Vietnam finished second in the third qualification round’s Group B, while Australia finished top of their group after a 1-1 draw versus China on February 13th, setting up the clash with Vietnam.
Securing an aggregate win and the nation's first-ever Olympic spot will be a tough task for coach Mai Duc Chung and his players.
Vietnam’s women’s football players celebrate their 1-0 win over Myanmar in Group A of the AFC Women’s Olympic Qualifiers at the Jeju World Cup Stadium on February 6th (Photo: the-afc.com)
Vietnam’s women’s football team is ranked 32nd in the world and sixth in Asia, and has never competed in any World Cup or Olympics.
Meanwhile, the Australian team stands seventh in the world and is top in the continental rankings. The team has taken part in seven out of eight World Cups and advanced to the quarter-finals three times in 2007, 2011 and 2015.
Australia has also entered three Olympics and made the last-eight round twice.
In head-to-head meetings between two teams in the past 10 years, Vietnam lost all seven matches, scoring two goals and conceding 37. In their latest meeting at the 2018 Asian Cup, Australia won 8-0.
Chung said he knows the scale of the challenge ahead of him.
“It is good for us to reach this playoff. The next rival will be very strong, even stronger than the Republic of Korea (who defeated Vietnam 3-0 in the third qualifier),” said Chung.
Midfielder Nguyen Thi Tuyet Dung also said Australia is the toughest rival for Vietnam in her 10-year career.
“We may not be worse than some teams but Australia is different. They are better in terms of physique and technique,”said Dung who was in the senior Vietnamese team that lost 4-2 to U20 Australia in the AFF Cup semi-finals in 2018.
“I think the best way is to limit our mistakes and cover our weak points so we can make something of the matches. Of course, we will not give up early but compete for national pride.”
The 70-year-old coach Chung said he will seek several friendly matches to prepare his team.
The COVID-19 outbreak would make it difficult to get an international team to come to Vietnam, so he said he wants his players to play local men’s teams instead.
"If there is no international friendly, I would like to sharpen my players’ skills with several men’s team who are tall and big and good at high balls similar to the Australians,” said Chung.
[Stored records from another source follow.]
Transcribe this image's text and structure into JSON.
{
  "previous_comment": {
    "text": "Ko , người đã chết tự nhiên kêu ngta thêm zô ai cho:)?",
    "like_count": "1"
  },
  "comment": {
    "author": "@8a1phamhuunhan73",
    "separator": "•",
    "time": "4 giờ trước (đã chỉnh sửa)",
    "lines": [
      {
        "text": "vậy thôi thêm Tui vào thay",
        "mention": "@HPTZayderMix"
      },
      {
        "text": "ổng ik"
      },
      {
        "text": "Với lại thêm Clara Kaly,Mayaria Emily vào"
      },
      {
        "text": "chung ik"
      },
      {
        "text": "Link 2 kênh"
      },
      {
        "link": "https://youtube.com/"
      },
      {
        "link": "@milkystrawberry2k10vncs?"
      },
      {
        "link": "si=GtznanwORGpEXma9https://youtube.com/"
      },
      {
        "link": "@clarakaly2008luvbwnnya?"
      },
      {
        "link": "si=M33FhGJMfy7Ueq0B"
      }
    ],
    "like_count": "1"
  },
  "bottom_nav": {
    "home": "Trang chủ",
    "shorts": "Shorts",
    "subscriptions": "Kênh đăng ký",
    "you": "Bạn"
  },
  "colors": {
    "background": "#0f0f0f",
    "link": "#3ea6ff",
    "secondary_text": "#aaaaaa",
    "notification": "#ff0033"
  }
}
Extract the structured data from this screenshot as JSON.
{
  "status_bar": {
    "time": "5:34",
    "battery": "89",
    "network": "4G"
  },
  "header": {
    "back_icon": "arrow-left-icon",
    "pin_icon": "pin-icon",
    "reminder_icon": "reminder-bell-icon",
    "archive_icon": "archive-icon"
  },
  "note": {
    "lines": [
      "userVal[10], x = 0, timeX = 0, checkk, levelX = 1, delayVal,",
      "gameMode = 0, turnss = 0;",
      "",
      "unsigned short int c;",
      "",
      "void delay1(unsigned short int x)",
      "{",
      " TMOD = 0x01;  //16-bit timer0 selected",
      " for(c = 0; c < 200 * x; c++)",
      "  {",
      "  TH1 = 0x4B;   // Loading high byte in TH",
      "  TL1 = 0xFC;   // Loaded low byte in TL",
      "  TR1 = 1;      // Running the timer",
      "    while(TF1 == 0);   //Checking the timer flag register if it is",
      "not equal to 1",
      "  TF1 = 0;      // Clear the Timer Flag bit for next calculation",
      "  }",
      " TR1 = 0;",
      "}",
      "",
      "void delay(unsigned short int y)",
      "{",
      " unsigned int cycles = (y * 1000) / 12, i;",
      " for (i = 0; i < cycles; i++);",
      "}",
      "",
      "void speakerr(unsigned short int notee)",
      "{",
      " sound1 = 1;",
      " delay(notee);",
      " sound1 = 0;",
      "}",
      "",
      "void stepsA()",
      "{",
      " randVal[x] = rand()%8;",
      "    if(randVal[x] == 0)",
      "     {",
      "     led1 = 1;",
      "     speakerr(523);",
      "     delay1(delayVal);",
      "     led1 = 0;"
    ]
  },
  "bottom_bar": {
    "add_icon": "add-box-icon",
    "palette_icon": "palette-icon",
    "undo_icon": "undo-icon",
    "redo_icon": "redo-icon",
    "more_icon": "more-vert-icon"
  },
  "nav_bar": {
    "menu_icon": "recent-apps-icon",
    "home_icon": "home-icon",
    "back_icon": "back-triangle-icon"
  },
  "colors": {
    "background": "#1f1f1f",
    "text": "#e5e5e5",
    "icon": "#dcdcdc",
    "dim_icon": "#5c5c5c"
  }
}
The players will have a few days rest before returning to training next week in Hanoi.
They will visit Australia on March 6th for the first leg and host the Australian team five days later at Quang Ninh province’s Cam Pha Stadium./.